An independent review will investigate whether pricing rules for single supplier defence contracts can be modernised to deliver better value for money, the MOD has announced today.
Lord Currie of Marylebone will chair a review of single source procurement - which is currently subject to ‘Yellow Book’ rules - where only one defence supplier is invited to tender.
The review will examine the UK’s existing framework for pricing single source contracts and consider whether, in future, costs can be cut and efficiency increased whilst making UK industry more competitive on the world market.
This review will also look to simplify the process, helping Small and Medium-Sized Enterprises get involved in defence contracts.
The current arrangements governing single source procurement date back to a 1968 Memorandum of Agreement with the defence sector that determines in advance both profits and the costs suppliers can charge.

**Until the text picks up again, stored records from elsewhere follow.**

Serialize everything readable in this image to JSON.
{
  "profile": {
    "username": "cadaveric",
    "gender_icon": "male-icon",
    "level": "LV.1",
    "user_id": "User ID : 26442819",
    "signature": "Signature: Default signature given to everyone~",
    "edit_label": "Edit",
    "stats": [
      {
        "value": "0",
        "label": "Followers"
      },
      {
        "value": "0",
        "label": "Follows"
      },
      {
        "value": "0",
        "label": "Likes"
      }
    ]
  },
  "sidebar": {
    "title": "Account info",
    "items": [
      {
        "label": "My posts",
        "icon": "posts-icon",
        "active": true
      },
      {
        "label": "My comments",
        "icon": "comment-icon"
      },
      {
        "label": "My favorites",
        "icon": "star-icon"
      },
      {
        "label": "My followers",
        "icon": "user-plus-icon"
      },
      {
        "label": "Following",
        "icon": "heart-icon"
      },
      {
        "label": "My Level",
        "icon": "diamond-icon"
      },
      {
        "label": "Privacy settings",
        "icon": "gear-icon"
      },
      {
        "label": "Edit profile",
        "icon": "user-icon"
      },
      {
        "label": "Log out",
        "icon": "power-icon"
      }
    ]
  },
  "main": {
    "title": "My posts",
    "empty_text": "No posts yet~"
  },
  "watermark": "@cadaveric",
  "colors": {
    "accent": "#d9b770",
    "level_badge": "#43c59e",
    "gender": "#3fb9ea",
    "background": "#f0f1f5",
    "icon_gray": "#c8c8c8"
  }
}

Operational aspects have been looked at since that time but successive governments have left in place the underlying principles of the 1968 agreement.
Minister for Defence Equipment, Support and Technology, Peter Luff, said:
The defence landscape has changed substantially since the Yellow Book was originally agreed in 1968 so it is time for a root and branch review of this process, given the current fiscal climate.
Getting single source pricing right is of great significance, not least to the taxpayer - over 40 per cent of our procurement is subject to these regulations.
We must ensure that the MOD is efficient, effective and fiscally responsible. This review will ensure single source procurement is delivering greater value for money.
On average each year, around 40 per cent of the MOD’s contracts - amounting to around £9bn - are placed under single source arrangements as national security restricts the number of companies available to tender.
Lord Currie’s detailed review is set to last around 18 months in total and the review team will consult stakeholders from industry, government and our allies.